## Dataset records
--- START ---

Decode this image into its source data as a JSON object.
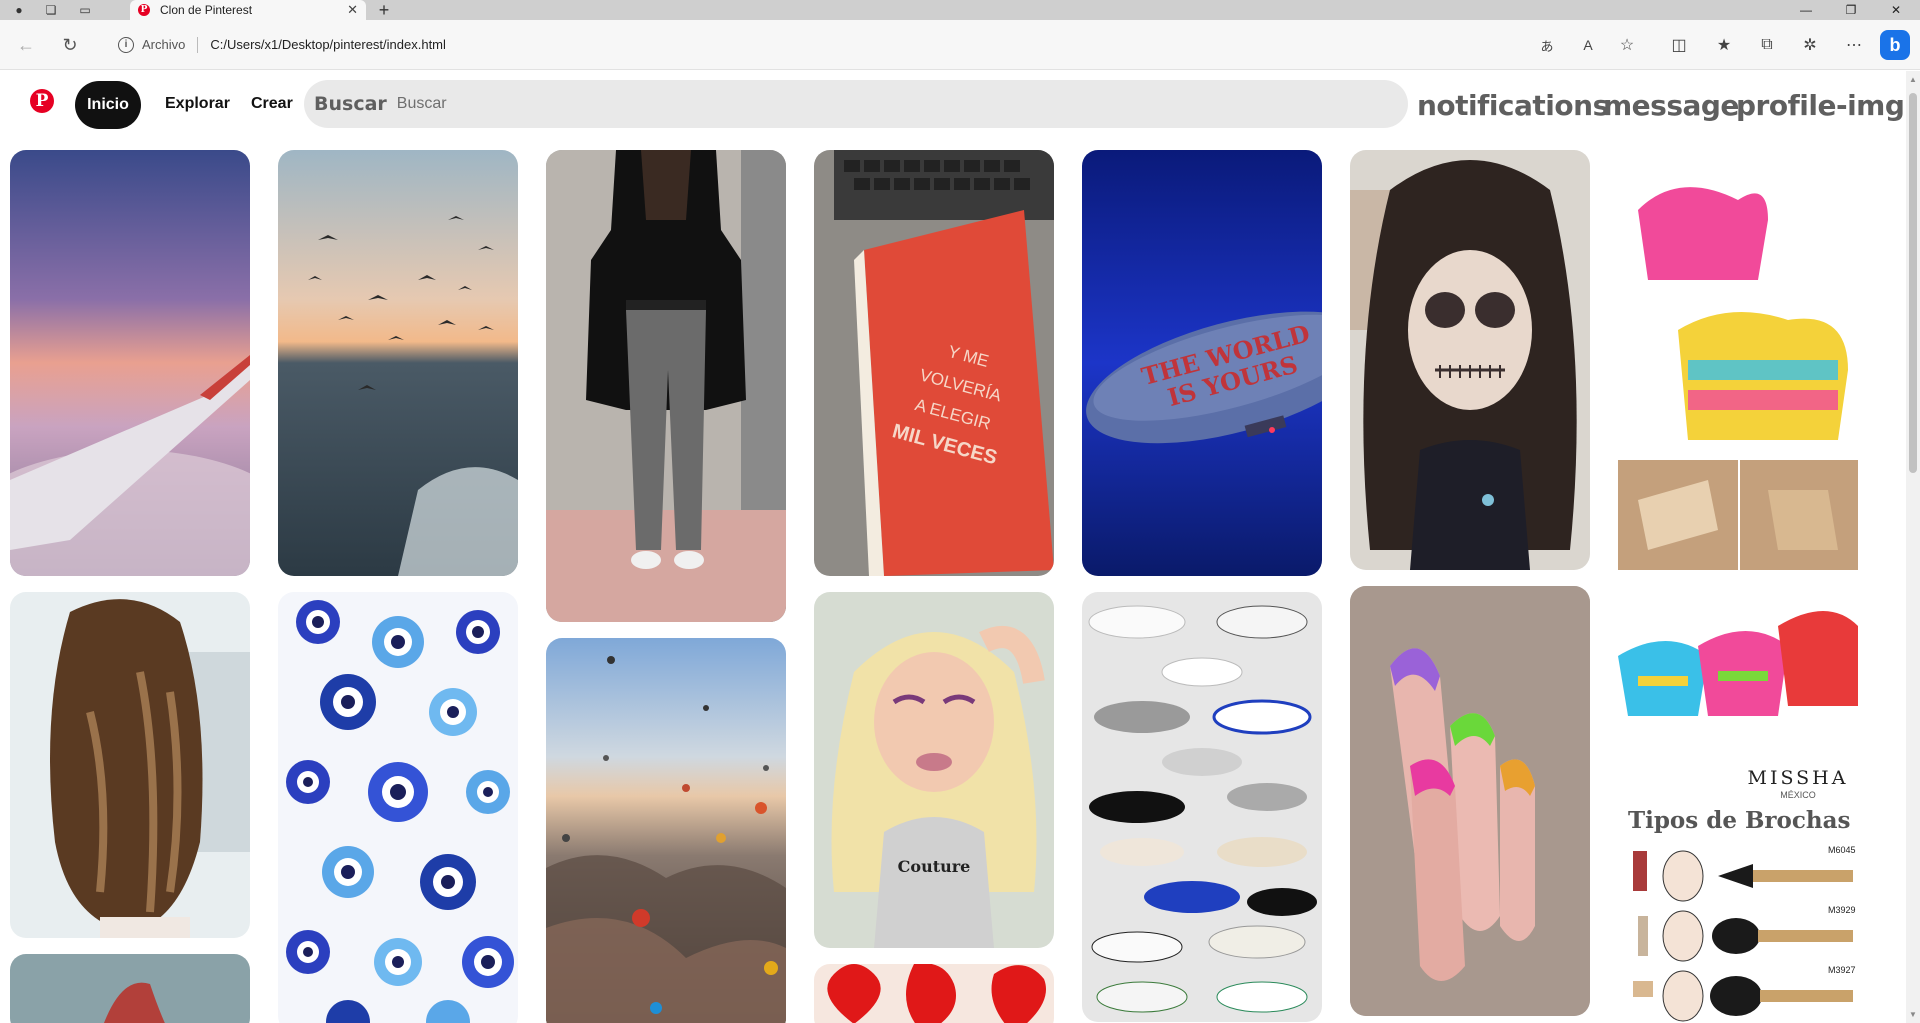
{
  "browser": {
    "tab_title": "Clon de Pinterest",
    "tab_close": "✕",
    "new_tab": "+",
    "address_scheme": "Archivo",
    "address_url": "C:/Users/x1/Desktop/pinterest/index.html",
    "window_controls": [
      "—",
      "❐",
      "✕"
    ]
  },
  "header": {
    "logo": "P",
    "home_label": "Inicio",
    "explore_label": "Explorar",
    "create_label": "Crear",
    "search_label": "Buscar",
    "search_placeholder": "Buscar",
    "notifications_label": "notifications",
    "message_label": "message",
    "profile_label": "profile-img"
  },
  "pins": [
    {
      "desc": "sunset-airplane-wing"
    },
    {
      "desc": "long-wavy-hair"
    },
    {
      "desc": "partial-landscape"
    },
    {
      "desc": "seagulls-over-sea"
    },
    {
      "desc": "evil-eye-pattern"
    },
    {
      "desc": "black-blazer-outfit"
    },
    {
      "desc": "hot-air-balloons"
    },
    {
      "desc": "red-book-on-laptop",
      "text": [
        "Y ME",
        "VOLVERÍA",
        "A ELEGIR",
        "MIL VECES"
      ]
    },
    {
      "desc": "bratz-doll",
      "text": [
        "Couture"
      ]
    },
    {
      "desc": "red-hearts"
    },
    {
      "desc": "blimp-night-sky",
      "text": [
        "THE WORLD",
        "IS YOURS"
      ]
    },
    {
      "desc": "sneakers-collage"
    },
    {
      "desc": "skull-makeup-portrait"
    },
    {
      "desc": "french-nails"
    },
    {
      "desc": "mini-pinatas"
    },
    {
      "desc": "makeup-brushes-ad",
      "text": [
        "MISSHA",
        "MÉXICO",
        "Tipos de Brochas",
        "M6045",
        "M3929",
        "M3927"
      ]
    }
  ]
}
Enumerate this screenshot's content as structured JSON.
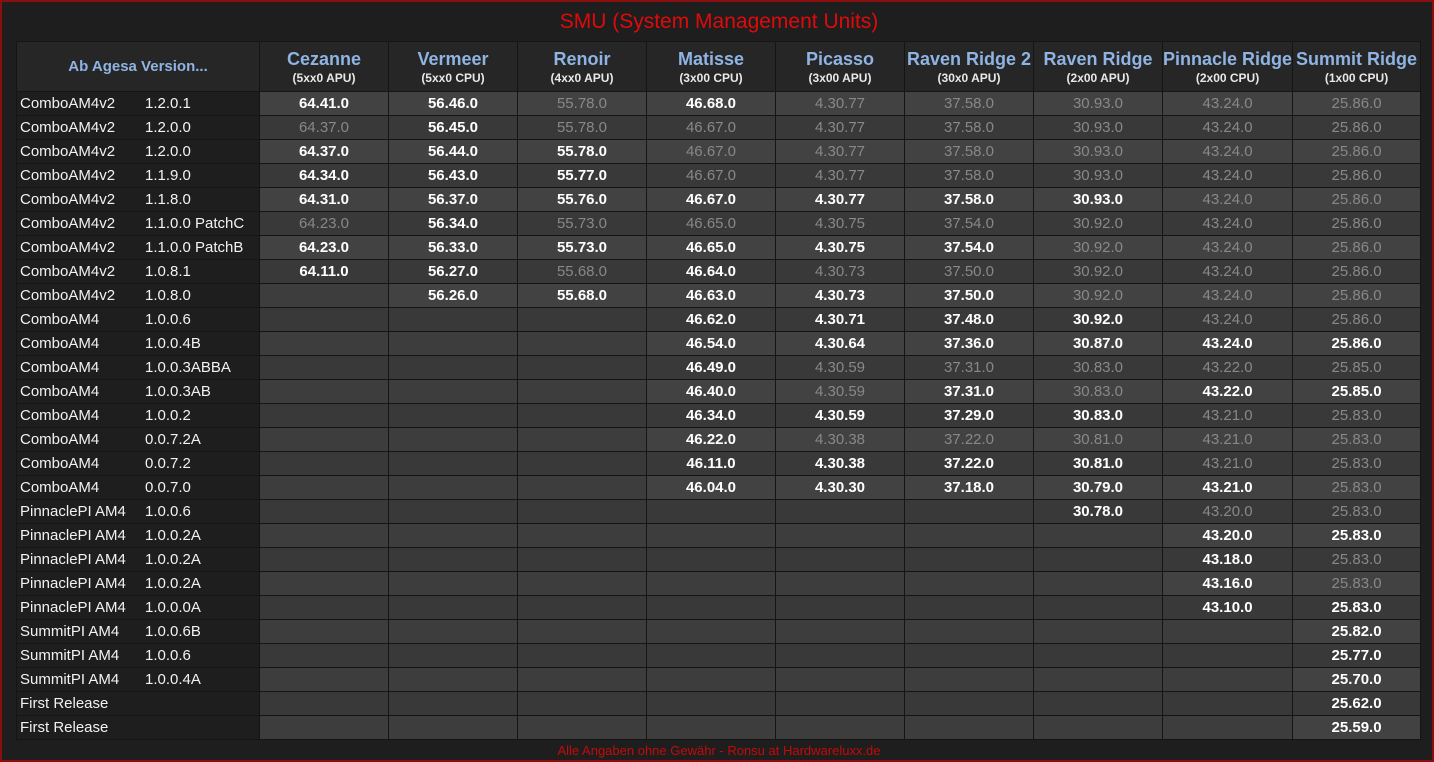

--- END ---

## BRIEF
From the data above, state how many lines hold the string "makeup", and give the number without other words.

## WRITTEN SOLUTION
2